I blogged quite some time ago about some data conversion testing I was doing. The customer has a freaky proto-database made up of hundereds of separate MS Excel worksheets and frequently running into the old Excel maximum row count limit. We're doing the sensible thing and getting it into a relational DB (in this case MSSQL 2005). Dont ask me how they managed up until now.

I'm way overdue for an update on this, so here we go:

I ended up working mostly with FitNesse and SQL stored procedures.

I absolutely love FitNesse. For those of you who dont know it, FitNesse is based on Fit - a tool for writing and executing 'story tests' that both describe the desired behaviour of the system (requirements) and validate that the behaviour is achieved. FitNesse is a wiki based platform for writing and running these Fit tests. You can read more about it here.

I had (the .NET 2.0 variant of) Fitnesse executing stored procedures retrieving data for given set of parameters, and checking that the result sets matched.

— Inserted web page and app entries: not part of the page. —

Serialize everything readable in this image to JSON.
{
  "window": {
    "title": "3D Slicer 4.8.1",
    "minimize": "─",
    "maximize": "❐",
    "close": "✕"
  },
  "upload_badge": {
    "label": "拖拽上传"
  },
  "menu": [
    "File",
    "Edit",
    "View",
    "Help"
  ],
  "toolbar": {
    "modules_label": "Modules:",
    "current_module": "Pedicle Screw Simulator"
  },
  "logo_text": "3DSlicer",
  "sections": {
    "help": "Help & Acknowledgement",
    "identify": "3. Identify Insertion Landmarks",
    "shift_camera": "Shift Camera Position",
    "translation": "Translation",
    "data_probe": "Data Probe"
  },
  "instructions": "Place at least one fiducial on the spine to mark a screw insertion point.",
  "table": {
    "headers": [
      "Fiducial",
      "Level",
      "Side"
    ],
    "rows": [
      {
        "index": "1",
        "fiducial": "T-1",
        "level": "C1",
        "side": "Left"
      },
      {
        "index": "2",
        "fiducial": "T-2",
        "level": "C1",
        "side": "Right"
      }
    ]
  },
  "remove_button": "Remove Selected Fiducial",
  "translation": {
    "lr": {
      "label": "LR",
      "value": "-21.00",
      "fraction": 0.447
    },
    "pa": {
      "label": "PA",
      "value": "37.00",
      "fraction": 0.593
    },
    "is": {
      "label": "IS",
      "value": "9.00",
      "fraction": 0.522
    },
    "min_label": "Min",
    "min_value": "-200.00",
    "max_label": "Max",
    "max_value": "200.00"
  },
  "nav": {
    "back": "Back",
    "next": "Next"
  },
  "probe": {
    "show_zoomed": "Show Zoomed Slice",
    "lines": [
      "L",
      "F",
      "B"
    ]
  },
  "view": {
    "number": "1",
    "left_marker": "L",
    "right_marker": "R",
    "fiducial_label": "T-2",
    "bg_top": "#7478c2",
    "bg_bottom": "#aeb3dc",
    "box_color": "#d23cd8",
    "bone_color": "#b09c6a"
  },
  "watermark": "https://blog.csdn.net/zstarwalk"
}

The tests can involve many assertions, and they can be organised into Suites covering logical areas and suites of suites - covering pretty much the whole system.

Given that there is absolutely masses of data (and conversion rules) I wanted to automate as much of these tests as possible, this meant I could keep working through the spec (chasing the dev) but every time I ran a test, I'd re-run ALL the old ones. Thing would break way back quite regularly. Once we got to feature complete, we just satrting doing bugfixes, and turning red tests into green ones.

At this point (near the end I'm hoping) I have 2300 odd tests running with every migration pass. Of course I could have had some big arsed SQL scripts going and doing the same thing, but for me the beauty of the FitNesse tool is the following two points:

Reporting - The outcome of the test runs is very obvious ( green / red colour coded to the test and assertion that has failed)

Maintainability - The tests themselves (including the expected results) are easily editable.

Oh ... and as they're "self documenting" pretty much circumvent writing test cases in Word.

Im sold on it.

Now I'm looking at getting some browser automation going with FitNesse. I'm looking at WatiN ( an I.E. automation framework like the Ruby WATIR framework, but for .NET ). More on this later.